The experimenters note that they don’t know whether this shows differences between the subjects, or just random chance.
Trials aside, this is also relevant to any kind of fact-finding process — including science itself. It’s a big part of the reason that safeguards such as double-blinds and repeatability are so crucial.
I’ve seen demands that police lineups prohibit detectives familiar with the case from participating, from being in the viewing room with the witness.
Suggestion for crime lab directors: don’t hand a sample to your squint and ask “did this come from Mr. I-have-a-lawyer-and-powerful-friends in our holding cell?” (Much less something like, “We really need to find this thug’s blood on this dress, or we’re going to have to let him go.”) Instead, try something like “Here’s six samples in rack A, and six samples in rack B. Do any of the As match any of the Bs?”
Should we talk about attorneys presenting highly refined, well groomed evidence to juries? How about putting jurors through little demonstrations showing just how fallible their perceptions are, how much their prejudices affect their judgement?

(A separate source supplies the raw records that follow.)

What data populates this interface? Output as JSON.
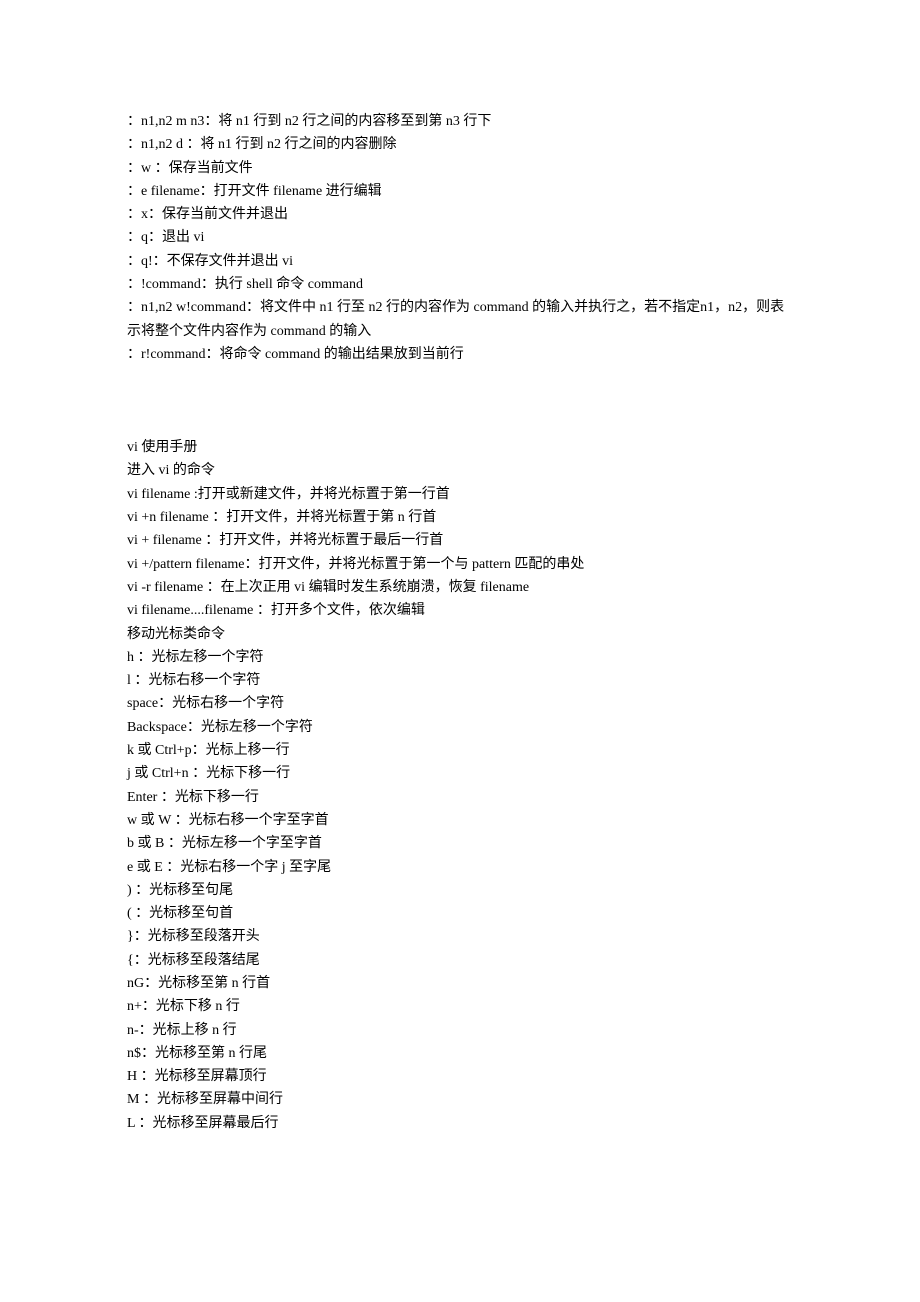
{
  "lines": [
    "：n1,n2 m n3：将 n1 行到 n2 行之间的内容移至到第 n3 行下",
    "：n1,n2 d ：将 n1 行到 n2 行之间的内容删除",
    "：w ：保存当前文件",
    "：e filename：打开文件 filename 进行编辑",
    "：x：保存当前文件并退出",
    "：q：退出 vi",
    "：q!：不保存文件并退出 vi",
    "：!command：执行 shell 命令 command",
    "：n1,n2 w!command：将文件中 n1 行至 n2 行的内容作为 command 的输入并执行之，若不指定n1，n2，则表示将整个文件内容作为 command 的输入",
    "：r!command：将命令 command 的输出结果放到当前行",
    "",
    "",
    "",
    "vi 使用手册",
    "进入 vi 的命令",
    "vi filename :打开或新建文件，并将光标置于第一行首",
    "vi +n filename ：打开文件，并将光标置于第 n 行首",
    "vi + filename ：打开文件，并将光标置于最后一行首",
    "vi +/pattern filename：打开文件，并将光标置于第一个与 pattern 匹配的串处",
    "vi -r filename ：在上次正用 vi 编辑时发生系统崩溃，恢复 filename",
    "vi filename....filename ：打开多个文件，依次编辑",
    "移动光标类命令",
    "h ：光标左移一个字符",
    "l ：光标右移一个字符",
    "space：光标右移一个字符",
    "Backspace：光标左移一个字符",
    "k 或 Ctrl+p：光标上移一行",
    "j 或 Ctrl+n ：光标下移一行",
    "Enter ：光标下移一行",
    "w 或 W ：光标右移一个字至字首",
    "b 或 B ：光标左移一个字至字首",
    "e 或 E ：光标右移一个字 j 至字尾",
    ") ：光标移至句尾",
    "( ：光标移至句首",
    "}：光标移至段落开头",
    "{：光标移至段落结尾",
    "nG：光标移至第 n 行首",
    "n+：光标下移 n 行",
    "n-：光标上移 n 行",
    "n$：光标移至第 n 行尾",
    "H ：光标移至屏幕顶行",
    "M ：光标移至屏幕中间行",
    "L ：光标移至屏幕最后行"
  ]
}
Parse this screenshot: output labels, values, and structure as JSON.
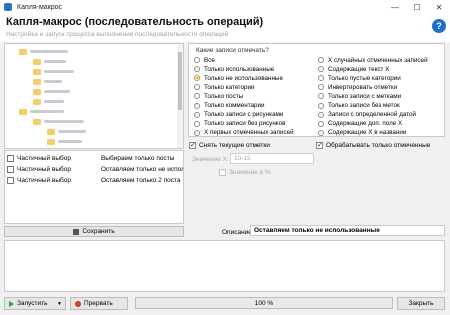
{
  "window": {
    "title": "Капля-макрос",
    "minimize": "—",
    "maximize": "☐",
    "close": "✕"
  },
  "header": {
    "title": "Капля-макрос (последовательность операций)",
    "subtitle": "Настройка и запуск процесса выполнения последовательности операций",
    "help": "?"
  },
  "operations": [
    {
      "type": "Частичный выбор",
      "description": "Выбираем только посты"
    },
    {
      "type": "Частичный выбор",
      "description": "Оставляем только не использ"
    },
    {
      "type": "Частичный выбор",
      "description": "Оставляем только 2 поста"
    }
  ],
  "save_button": "Сохранить",
  "filter": {
    "title": "Какие записи отмечать?",
    "selected": "Только не использованные",
    "left_options": [
      "Все",
      "Только использованные",
      "Только не использованные",
      "Только категории",
      "Только посты",
      "Только комментарии",
      "Только записи с рисунками",
      "Только записи без рисунков",
      "X первых отмеченных записей"
    ],
    "right_options": [
      "X случайных отмеченных записей",
      "Содержащие текст X",
      "Только пустые категории",
      "Инвертировать отметки",
      "Только записи с метками",
      "Только записи без меток",
      "Записи с определенной датой",
      "Содержащие доп. поле X",
      "Содержащие X в названии"
    ]
  },
  "options": {
    "clear_marks": {
      "label": "Снять текущие отметки",
      "checked": true
    },
    "process_marked": {
      "label": "Обрабатывать только отмеченные",
      "checked": true
    },
    "value_label": "Значение X:",
    "value": "10-15",
    "percent": {
      "label": "Значение в %",
      "checked": false
    }
  },
  "description": {
    "label": "Описание:",
    "value": "Оставляем только не использованные"
  },
  "bottom": {
    "run": "Запустить",
    "abort": "Прервать",
    "progress_text": "100 %",
    "progress": 1.0,
    "close": "Закрыть"
  }
}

Suggestion for these experimenters: Some interviewees should see the same guy both times. The interviewers must not know whether or not a given subject saw a different guy or not. Oh, and “guy”?
Suggestion for climate researchers: don’t do the data analysis yourself. Hand a bunch of datasets, some real, some dummy, some pure random noise to point up biases in your software, to a few statisticians, and ask them to (independently) report any trends they can find in the data. Don’t even tell them the variables or units involved.

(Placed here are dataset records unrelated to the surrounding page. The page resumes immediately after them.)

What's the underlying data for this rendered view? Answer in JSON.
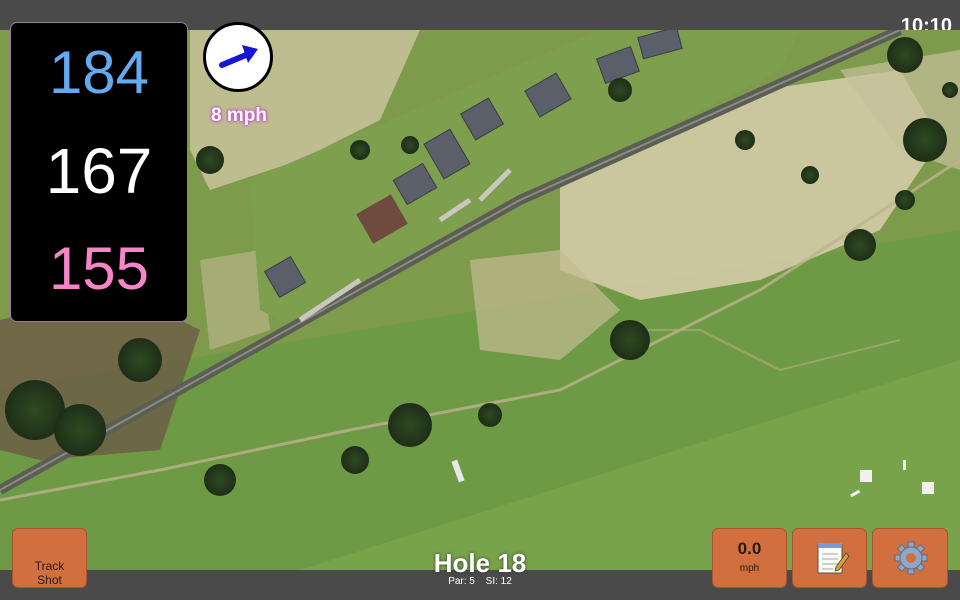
{
  "status": {
    "time": "10:10"
  },
  "yardage": {
    "back": "184",
    "middle": "167",
    "front": "155"
  },
  "wind": {
    "speed": "8 mph",
    "direction_icon": "wind-arrow-icon"
  },
  "buttons": {
    "track_shot": "Track\nShot",
    "speed_value": "0.0",
    "speed_unit": "mph",
    "notes_icon": "notepad-icon",
    "settings_icon": "gear-icon"
  },
  "hole": {
    "title": "Hole 18",
    "par": "Par: 5",
    "si": "SI: 12"
  },
  "colors": {
    "back": "#64aaf0",
    "middle": "#ffffff",
    "front": "#f585c6",
    "button": "#d16f3e",
    "bar": "#4a4a4a"
  }
}
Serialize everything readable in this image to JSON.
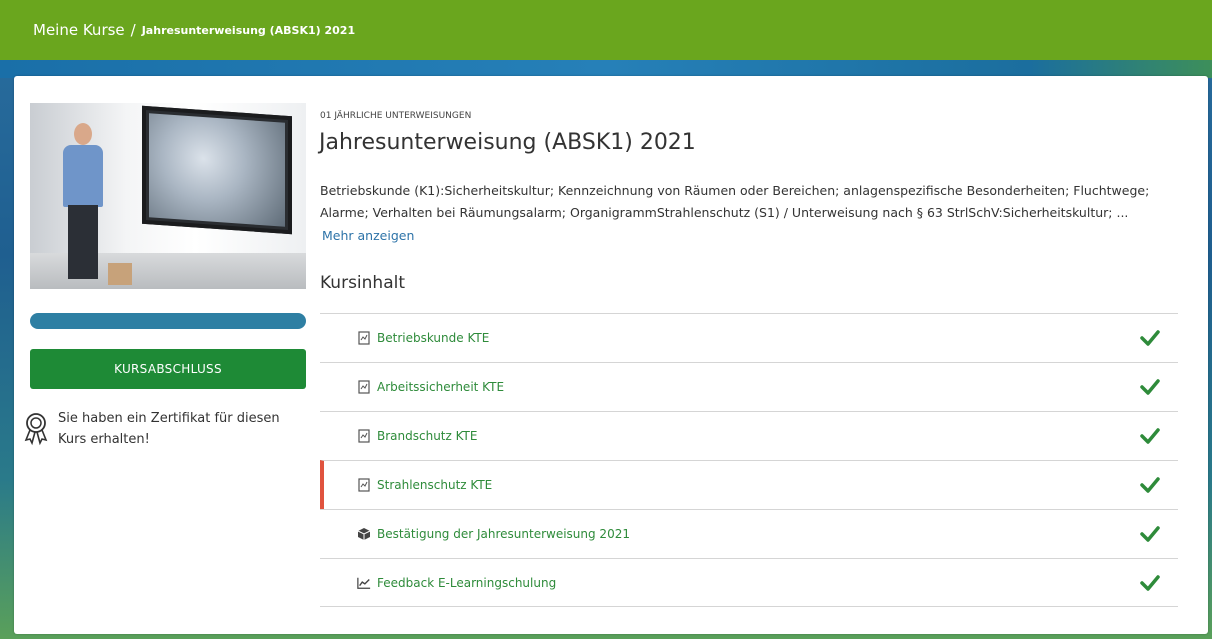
{
  "breadcrumb": {
    "home": "Meine Kurse",
    "separator": "/",
    "current": "Jahresunterweisung (ABSK1) 2021"
  },
  "sidebar": {
    "progress_percent": 100,
    "complete_button_label": "KURSABSCHLUSS",
    "certificate_text": "Sie haben ein Zertifikat für diesen Kurs erhalten!"
  },
  "course": {
    "category": "01 JÄHRLICHE UNTERWEISUNGEN",
    "title": "Jahresunterweisung (ABSK1) 2021",
    "description": "Betriebskunde (K1):Sicherheitskultur; Kennzeichnung von Räumen oder Bereichen; anlagenspezifische Besonderheiten; Fluchtwege; Alarme; Verhalten bei Räumungsalarm; OrganigrammStrahlenschutz (S1) / Unterweisung nach § 63 StrlSchV:Sicherheitskultur; ...",
    "show_more": "Mehr anzeigen",
    "content_heading": "Kursinhalt"
  },
  "lessons": [
    {
      "label": "Betriebskunde KTE",
      "icon": "document-icon",
      "completed": true
    },
    {
      "label": "Arbeitssicherheit KTE",
      "icon": "document-icon",
      "completed": true
    },
    {
      "label": "Brandschutz KTE",
      "icon": "document-icon",
      "completed": true
    },
    {
      "label": "Strahlenschutz KTE",
      "icon": "document-icon",
      "completed": true,
      "active": true
    },
    {
      "label": "Bestätigung der Jahresunterweisung 2021",
      "icon": "cube-icon",
      "completed": true
    },
    {
      "label": "Feedback E-Learningschulung",
      "icon": "chart-icon",
      "completed": true
    }
  ],
  "colors": {
    "topbar": "#6aa61e",
    "button": "#1e8a36",
    "progress": "#2e7fa3",
    "lesson_text": "#2e8b3a",
    "active_marker": "#e0533e",
    "link": "#2d73a8"
  }
}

I know there are huge problems with the crude approach I just outlined. I understand all too well that a certain amount of fudging and trickery is absolutely necessary during the investigative phase when the researchers may not know what they’re looking for, and are accounting for biases and errors they know their equipment and procedures show — but something like this as a sanity check ought to be required for any research underlying public policy.
[Edit 21 Dec 2009: fix some small problems in word choice and flow.]